> **Problem details**: Report every line of the listing below in which the string "search" appears.

> **Data for this exercise**:
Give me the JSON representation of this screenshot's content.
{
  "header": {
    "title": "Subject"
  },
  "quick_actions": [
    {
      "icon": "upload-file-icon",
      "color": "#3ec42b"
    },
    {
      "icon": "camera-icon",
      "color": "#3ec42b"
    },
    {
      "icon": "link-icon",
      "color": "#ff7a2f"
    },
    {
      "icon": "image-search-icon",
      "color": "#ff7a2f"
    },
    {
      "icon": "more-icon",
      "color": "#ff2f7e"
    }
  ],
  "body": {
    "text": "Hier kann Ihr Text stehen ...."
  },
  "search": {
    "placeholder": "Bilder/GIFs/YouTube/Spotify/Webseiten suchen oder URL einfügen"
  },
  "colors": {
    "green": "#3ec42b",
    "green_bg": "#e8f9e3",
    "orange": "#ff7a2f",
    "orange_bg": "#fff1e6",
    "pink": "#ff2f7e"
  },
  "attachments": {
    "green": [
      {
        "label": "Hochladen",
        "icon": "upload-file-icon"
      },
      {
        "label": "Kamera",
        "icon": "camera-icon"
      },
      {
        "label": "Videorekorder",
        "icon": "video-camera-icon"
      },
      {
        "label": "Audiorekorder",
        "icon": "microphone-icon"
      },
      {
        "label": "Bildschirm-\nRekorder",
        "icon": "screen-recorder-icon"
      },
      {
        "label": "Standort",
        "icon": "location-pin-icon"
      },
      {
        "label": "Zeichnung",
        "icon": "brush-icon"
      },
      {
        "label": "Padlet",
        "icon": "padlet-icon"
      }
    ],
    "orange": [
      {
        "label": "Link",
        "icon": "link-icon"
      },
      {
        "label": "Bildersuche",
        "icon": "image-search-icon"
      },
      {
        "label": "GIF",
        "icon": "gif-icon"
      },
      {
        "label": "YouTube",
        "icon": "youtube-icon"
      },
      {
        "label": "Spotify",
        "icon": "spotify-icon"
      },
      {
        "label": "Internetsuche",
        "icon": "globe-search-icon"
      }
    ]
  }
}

> **Problem solution**:
      "icon": "image-search-icon",
  "search": {
        "icon": "image-search-icon"
        "icon": "globe-search-icon"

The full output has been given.